EXERCISE OBJECTIVE >> Would you please restate every record exactly as written?

Entries from a dataset of interfaces >>
┌──

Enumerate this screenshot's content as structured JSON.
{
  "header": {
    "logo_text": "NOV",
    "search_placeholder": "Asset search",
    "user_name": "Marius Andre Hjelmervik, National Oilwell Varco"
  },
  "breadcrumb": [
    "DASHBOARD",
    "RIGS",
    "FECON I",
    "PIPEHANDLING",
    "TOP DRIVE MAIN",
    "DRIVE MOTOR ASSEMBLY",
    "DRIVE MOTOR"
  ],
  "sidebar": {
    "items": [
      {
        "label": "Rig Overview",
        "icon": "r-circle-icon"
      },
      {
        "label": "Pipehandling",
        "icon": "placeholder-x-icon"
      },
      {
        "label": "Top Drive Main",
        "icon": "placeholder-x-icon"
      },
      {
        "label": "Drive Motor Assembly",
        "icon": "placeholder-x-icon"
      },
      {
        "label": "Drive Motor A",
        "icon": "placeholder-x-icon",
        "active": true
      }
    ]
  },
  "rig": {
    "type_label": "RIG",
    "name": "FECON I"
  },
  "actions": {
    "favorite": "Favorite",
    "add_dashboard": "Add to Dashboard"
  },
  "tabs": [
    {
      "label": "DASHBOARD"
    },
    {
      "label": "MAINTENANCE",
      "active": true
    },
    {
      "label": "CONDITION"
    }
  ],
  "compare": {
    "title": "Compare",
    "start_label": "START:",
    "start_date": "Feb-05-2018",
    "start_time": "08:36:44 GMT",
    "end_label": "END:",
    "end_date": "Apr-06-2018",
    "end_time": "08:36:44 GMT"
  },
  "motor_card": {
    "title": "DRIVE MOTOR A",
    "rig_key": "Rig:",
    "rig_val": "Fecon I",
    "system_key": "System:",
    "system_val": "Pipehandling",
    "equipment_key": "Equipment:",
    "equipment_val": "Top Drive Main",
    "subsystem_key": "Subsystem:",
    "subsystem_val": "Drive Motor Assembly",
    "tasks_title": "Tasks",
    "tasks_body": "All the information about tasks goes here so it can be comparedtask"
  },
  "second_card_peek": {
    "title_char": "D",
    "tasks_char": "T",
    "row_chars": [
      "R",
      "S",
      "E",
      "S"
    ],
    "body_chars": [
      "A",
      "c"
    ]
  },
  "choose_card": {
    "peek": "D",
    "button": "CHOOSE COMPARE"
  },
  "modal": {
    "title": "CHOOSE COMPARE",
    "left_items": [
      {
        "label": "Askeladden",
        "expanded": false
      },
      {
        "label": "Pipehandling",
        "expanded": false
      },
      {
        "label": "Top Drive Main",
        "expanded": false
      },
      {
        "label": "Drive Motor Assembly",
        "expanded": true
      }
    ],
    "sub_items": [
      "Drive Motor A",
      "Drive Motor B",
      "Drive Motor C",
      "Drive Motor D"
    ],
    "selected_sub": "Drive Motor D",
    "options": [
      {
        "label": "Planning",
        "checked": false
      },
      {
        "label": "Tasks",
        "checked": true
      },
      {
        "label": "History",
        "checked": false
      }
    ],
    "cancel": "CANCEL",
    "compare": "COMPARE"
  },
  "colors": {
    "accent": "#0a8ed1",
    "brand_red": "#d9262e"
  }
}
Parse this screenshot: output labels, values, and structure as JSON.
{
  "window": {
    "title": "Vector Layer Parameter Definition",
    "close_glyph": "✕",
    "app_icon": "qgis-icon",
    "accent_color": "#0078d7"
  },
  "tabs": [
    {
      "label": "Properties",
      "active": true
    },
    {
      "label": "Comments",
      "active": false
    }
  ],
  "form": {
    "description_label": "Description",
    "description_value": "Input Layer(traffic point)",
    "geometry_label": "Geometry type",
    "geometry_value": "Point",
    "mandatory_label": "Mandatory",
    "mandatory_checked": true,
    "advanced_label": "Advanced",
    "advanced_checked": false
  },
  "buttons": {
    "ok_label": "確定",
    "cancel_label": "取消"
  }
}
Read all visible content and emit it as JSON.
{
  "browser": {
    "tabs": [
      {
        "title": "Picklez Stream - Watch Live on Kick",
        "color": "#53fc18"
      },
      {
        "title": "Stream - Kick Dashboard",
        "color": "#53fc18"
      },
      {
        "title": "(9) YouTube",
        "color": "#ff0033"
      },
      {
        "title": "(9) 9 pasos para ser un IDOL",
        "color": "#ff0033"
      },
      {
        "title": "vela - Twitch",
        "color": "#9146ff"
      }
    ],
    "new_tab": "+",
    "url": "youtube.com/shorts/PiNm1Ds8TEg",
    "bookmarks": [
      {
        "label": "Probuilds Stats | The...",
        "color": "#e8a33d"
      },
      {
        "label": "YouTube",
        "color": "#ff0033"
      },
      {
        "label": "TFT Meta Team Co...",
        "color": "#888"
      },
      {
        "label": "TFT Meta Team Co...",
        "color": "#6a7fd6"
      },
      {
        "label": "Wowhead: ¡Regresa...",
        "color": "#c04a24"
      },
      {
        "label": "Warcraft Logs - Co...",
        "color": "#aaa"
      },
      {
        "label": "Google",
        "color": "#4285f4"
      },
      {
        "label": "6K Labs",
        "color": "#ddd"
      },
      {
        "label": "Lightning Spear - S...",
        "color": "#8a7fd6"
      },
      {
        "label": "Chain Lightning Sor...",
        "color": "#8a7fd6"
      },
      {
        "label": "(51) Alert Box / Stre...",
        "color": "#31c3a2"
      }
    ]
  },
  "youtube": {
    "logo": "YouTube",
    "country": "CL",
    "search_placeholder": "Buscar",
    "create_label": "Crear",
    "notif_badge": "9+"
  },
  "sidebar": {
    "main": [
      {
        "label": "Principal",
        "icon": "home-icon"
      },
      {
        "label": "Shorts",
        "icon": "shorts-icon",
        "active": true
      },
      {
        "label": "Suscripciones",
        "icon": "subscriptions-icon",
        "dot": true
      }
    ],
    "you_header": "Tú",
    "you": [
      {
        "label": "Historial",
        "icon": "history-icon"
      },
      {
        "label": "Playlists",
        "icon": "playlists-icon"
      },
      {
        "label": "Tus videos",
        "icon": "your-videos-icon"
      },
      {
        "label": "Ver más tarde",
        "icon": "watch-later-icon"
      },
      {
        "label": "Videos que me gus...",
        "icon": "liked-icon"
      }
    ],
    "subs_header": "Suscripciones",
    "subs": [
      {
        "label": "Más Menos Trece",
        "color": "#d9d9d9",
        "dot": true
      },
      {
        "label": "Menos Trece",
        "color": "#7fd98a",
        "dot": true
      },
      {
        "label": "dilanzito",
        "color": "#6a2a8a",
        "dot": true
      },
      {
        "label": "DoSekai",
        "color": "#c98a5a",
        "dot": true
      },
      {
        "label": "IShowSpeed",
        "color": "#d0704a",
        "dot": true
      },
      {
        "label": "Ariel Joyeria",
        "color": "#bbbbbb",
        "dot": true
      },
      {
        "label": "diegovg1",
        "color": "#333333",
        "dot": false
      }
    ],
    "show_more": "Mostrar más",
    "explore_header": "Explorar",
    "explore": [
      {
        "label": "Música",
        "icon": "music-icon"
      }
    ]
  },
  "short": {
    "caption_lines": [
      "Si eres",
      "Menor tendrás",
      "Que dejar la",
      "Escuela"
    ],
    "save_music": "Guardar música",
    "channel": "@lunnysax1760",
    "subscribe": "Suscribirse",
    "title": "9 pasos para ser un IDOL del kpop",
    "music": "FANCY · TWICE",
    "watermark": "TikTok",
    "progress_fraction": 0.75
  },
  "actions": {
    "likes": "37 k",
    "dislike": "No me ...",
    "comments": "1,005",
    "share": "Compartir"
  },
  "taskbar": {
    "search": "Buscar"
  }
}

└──

FINISHED TASK >>
Enumerate this screenshot's content as structured JSON.
{
  "header": {
    "logo_text": "NOV",
    "search_placeholder": "Asset search",
    "user_name": "Marius Andre Hjelmervik, National Oilwell Varco"
  },
  "breadcrumb": [
    "DASHBOARD",
    "RIGS",
    "FECON I",
    "PIPEHANDLING",
    "TOP DRIVE MAIN",
    "DRIVE MOTOR ASSEMBLY",
    "DRIVE MOTOR"
  ],
  "sidebar": {
    "items": [
      {
        "label": "Rig Overview",
        "icon": "r-circle-icon"
      },
      {
        "label": "Pipehandling",
        "icon": "placeholder-x-icon"
      },
      {
        "label": "Top Drive Main",
        "icon": "placeholder-x-icon"
      },
      {
        "label": "Drive Motor Assembly",
        "icon": "placeholder-x-icon"
      },
      {
        "label": "Drive Motor A",
        "icon": "placeholder-x-icon",
        "active": true
      }
    ]
  },
  "rig": {
    "type_label": "RIG",
    "name": "FECON I"
  },
  "actions": {
    "favorite": "Favorite",
    "add_dashboard": "Add to Dashboard"
  },
  "tabs": [
    {
      "label": "DASHBOARD"
    },
    {
      "label": "MAINTENANCE",
      "active": true
    },
    {
      "label": "CONDITION"
    }
  ],
  "compare": {
    "title": "Compare",
    "start_label": "START:",
    "start_date": "Feb-05-2018",
    "start_time": "08:36:44 GMT",
    "end_label": "END:",
    "end_date": "Apr-06-2018",
    "end_time": "08:36:44 GMT"
  },
  "motor_card": {
    "title": "DRIVE MOTOR A",
    "rig_key": "Rig:",
    "rig_val": "Fecon I",
    "system_key": "System:",
    "system_val": "Pipehandling",
    "equipment_key": "Equipment:",
    "equipment_val": "Top Drive Main",
    "subsystem_key": "Subsystem:",
    "subsystem_val": "Drive Motor Assembly",
    "tasks_title": "Tasks",
    "tasks_body": "All the information about tasks goes here so it can be comparedtask"
  },
  "second_card_peek": {
    "title_char": "D",
    "tasks_char": "T",
    "row_chars": [
      "R",
      "S",
      "E",
      "S"
    ],
    "body_chars": [
      "A",
      "c"
    ]
  },
  "choose_card": {
    "peek": "D",
    "button": "CHOOSE COMPARE"
  },
  "modal": {
    "title": "CHOOSE COMPARE",
    "left_items": [
      {
        "label": "Askeladden",
        "expanded": false
      },
      {
        "label": "Pipehandling",
        "expanded": false
      },
      {
        "label": "Top Drive Main",
        "expanded": false
      },
      {
        "label": "Drive Motor Assembly",
        "expanded": true
      }
    ],
    "sub_items": [
      "Drive Motor A",
      "Drive Motor B",
      "Drive Motor C",
      "Drive Motor D"
    ],
    "selected_sub": "Drive Motor D",
    "options": [
      {
        "label": "Planning",
        "checked": false
      },
      {
        "label": "Tasks",
        "checked": true
      },
      {
        "label": "History",
        "checked": false
      }
    ],
    "cancel": "CANCEL",
    "compare": "COMPARE"
  },
  "colors": {
    "accent": "#0a8ed1",
    "brand_red": "#d9262e"
  }
}
Parse this screenshot: output labels, values, and structure as JSON.
{
  "window": {
    "title": "Vector Layer Parameter Definition",
    "close_glyph": "✕",
    "app_icon": "qgis-icon",
    "accent_color": "#0078d7"
  },
  "tabs": [
    {
      "label": "Properties",
      "active": true
    },
    {
      "label": "Comments",
      "active": false
    }
  ],
  "form": {
    "description_label": "Description",
    "description_value": "Input Layer(traffic point)",
    "geometry_label": "Geometry type",
    "geometry_value": "Point",
    "mandatory_label": "Mandatory",
    "mandatory_checked": true,
    "advanced_label": "Advanced",
    "advanced_checked": false
  },
  "buttons": {
    "ok_label": "確定",
    "cancel_label": "取消"
  }
}
Read all visible content and emit it as JSON.
{
  "browser": {
    "tabs": [
      {
        "title": "Picklez Stream - Watch Live on Kick",
        "color": "#53fc18"
      },
      {
        "title": "Stream - Kick Dashboard",
        "color": "#53fc18"
      },
      {
        "title": "(9) YouTube",
        "color": "#ff0033"
      },
      {
        "title": "(9) 9 pasos para ser un IDOL",
        "color": "#ff0033"
      },
      {
        "title": "vela - Twitch",
        "color": "#9146ff"
      }
    ],
    "new_tab": "+",
    "url": "youtube.com/shorts/PiNm1Ds8TEg",
    "bookmarks": [
      {
        "label": "Probuilds Stats | The...",
        "color": "#e8a33d"
      },
      {
        "label": "YouTube",
        "color": "#ff0033"
      },
      {
        "label": "TFT Meta Team Co...",
        "color": "#888"
      },
      {
        "label": "TFT Meta Team Co...",
        "color": "#6a7fd6"
      },
      {
        "label": "Wowhead: ¡Regresa...",
        "color": "#c04a24"
      },
      {
        "label": "Warcraft Logs - Co...",
        "color": "#aaa"
      },
      {
        "label": "Google",
        "color": "#4285f4"
      },
      {
        "label": "6K Labs",
        "color": "#ddd"
      },
      {
        "label": "Lightning Spear - S...",
        "color": "#8a7fd6"
      },
      {
        "label": "Chain Lightning Sor...",
        "color": "#8a7fd6"
      },
      {
        "label": "(51) Alert Box / Stre...",
        "color": "#31c3a2"
      }
    ]
  },
  "youtube": {
    "logo": "YouTube",
    "country": "CL",
    "search_placeholder": "Buscar",
    "create_label": "Crear",
    "notif_badge": "9+"
  },
  "sidebar": {
    "main": [
      {
        "label": "Principal",
        "icon": "home-icon"
      },
      {
        "label": "Shorts",
        "icon": "shorts-icon",
        "active": true
      },
      {
        "label": "Suscripciones",
        "icon": "subscriptions-icon",
        "dot": true
      }
    ],
    "you_header": "Tú",
    "you": [
      {
        "label": "Historial",
        "icon": "history-icon"
      },
      {
        "label": "Playlists",
        "icon": "playlists-icon"
      },
      {
        "label": "Tus videos",
        "icon": "your-videos-icon"
      },
      {
        "label": "Ver más tarde",
        "icon": "watch-later-icon"
      },
      {
        "label": "Videos que me gus...",
        "icon": "liked-icon"
      }
    ],
    "subs_header": "Suscripciones",
    "subs": [
      {
        "label": "Más Menos Trece",
        "color": "#d9d9d9",
        "dot": true
      },
      {
        "label": "Menos Trece",
        "color": "#7fd98a",
        "dot": true
      },
      {
        "label": "dilanzito",
        "color": "#6a2a8a",
        "dot": true
      },
      {
        "label": "DoSekai",
        "color": "#c98a5a",
        "dot": true
      },
      {
        "label": "IShowSpeed",
        "color": "#d0704a",
        "dot": true
      },
      {
        "label": "Ariel Joyeria",
        "color": "#bbbbbb",
        "dot": true
      },
      {
        "label": "diegovg1",
        "color": "#333333",
        "dot": false
      }
    ],
    "show_more": "Mostrar más",
    "explore_header": "Explorar",
    "explore": [
      {
        "label": "Música",
        "icon": "music-icon"
      }
    ]
  },
  "short": {
    "caption_lines": [
      "Si eres",
      "Menor tendrás",
      "Que dejar la",
      "Escuela"
    ],
    "save_music": "Guardar música",
    "channel": "@lunnysax1760",
    "subscribe": "Suscribirse",
    "title": "9 pasos para ser un IDOL del kpop",
    "music": "FANCY · TWICE",
    "watermark": "TikTok",
    "progress_fraction": 0.75
  },
  "actions": {
    "likes": "37 k",
    "dislike": "No me ...",
    "comments": "1,005",
    "share": "Compartir"
  },
  "taskbar": {
    "search": "Buscar"
  }
}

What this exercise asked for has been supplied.